MANCHESTER, England — Just over 100 hours after the first earthquake hit northwest Syria, global charity Human Appeal has offered 1,000 newly built brick homes as housing for internally displaced families who lost their homes in the massive earthquake that recently struck the region.
Human Appeal is the first international humanitarian NGO to offer permanent homes as shelter for those who lost their homes in northwest Syria due to the natural disaster.
The homes are part of a town settlement project by Human Appeal called Al Zohoor (in English the floral town) near Idlib northwest Syria, recently completed to provide permanent housing to 1000 internally displaced Syrian families due to the ongoing conflict.
Each single storey home comprises a modern design that includes a bedroom, living room, kitchen, bathroom and will offer electricity and running water. The project forms part of a major development by the charity in its ongoing efforts to alleviate the suffering of internally displaced families in the area.
Demonstrating Human Appeal’s success in building permanent homes for displaced families in Syria, the Al Zohoor Town follows on the heels of its first successful housed settlement already populated by families with 272 houses in Azaz, north of Aleppo.
Human Appeal has been active in humanitarian deployments and projects in northwest Syria for the last decade, providing ongoing medical and humanitarian assistance. Its biggest ongoing programme in the area focuses on healthcare such as mobile clinics and its Al Imaan hospital that Human Appeal has been running since 2014. The hospital provides ongoing primary medical care and a maternity ward for local residents. It offers much needed medical assistance to over 2,300 people in northwest Syria each month.

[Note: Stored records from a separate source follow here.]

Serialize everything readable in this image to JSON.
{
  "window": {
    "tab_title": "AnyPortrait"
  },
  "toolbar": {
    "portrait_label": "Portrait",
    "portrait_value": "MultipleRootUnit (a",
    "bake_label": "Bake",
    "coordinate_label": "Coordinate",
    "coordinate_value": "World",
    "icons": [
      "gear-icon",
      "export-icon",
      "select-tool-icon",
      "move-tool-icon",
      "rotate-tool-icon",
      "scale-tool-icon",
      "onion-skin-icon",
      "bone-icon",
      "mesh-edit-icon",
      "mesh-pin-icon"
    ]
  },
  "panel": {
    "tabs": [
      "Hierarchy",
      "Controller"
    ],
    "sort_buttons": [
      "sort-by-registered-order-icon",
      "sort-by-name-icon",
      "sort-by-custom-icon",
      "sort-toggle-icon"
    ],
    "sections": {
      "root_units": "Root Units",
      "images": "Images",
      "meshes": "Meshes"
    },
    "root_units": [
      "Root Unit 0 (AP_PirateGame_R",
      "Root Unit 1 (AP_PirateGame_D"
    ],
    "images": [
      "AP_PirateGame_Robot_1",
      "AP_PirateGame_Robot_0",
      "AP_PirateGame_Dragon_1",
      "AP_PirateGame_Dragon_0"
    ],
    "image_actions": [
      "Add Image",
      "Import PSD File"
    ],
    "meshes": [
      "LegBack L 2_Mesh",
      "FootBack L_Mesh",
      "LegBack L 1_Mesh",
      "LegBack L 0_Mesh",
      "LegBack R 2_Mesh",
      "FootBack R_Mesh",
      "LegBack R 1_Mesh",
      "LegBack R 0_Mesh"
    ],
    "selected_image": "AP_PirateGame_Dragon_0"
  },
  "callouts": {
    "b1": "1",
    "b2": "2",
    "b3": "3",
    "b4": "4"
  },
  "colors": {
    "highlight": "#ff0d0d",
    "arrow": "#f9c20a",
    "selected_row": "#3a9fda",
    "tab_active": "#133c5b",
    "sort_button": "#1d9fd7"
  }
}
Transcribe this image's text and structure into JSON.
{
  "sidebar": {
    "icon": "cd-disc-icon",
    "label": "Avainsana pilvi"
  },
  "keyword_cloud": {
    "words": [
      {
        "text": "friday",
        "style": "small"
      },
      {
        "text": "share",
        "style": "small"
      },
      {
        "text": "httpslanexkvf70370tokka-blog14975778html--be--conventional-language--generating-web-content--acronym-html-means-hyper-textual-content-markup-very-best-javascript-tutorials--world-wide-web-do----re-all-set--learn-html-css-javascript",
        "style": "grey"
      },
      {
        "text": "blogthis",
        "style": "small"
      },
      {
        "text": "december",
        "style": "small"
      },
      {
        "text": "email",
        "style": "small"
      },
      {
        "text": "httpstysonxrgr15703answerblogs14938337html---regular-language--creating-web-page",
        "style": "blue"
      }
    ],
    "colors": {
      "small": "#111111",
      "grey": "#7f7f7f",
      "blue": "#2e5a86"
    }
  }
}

“The homes will still be offered to internally displaced families in northwest Syria but will now prioritize those Syrian families who have lost their homes and possessions due to the recent deadly earthquake. There are now even more displaced people in a region where 2.8 million—out of a total population of 4 million—were already displaced. The huge consequences of this disaster require large scale international aid. Some of these displaced families do not even have a tent to shelter in from the current bitter winter conditions or coming harsh heat of summer,” commented Dr. Mohamed Ashmawey, CEO of Human Appeal.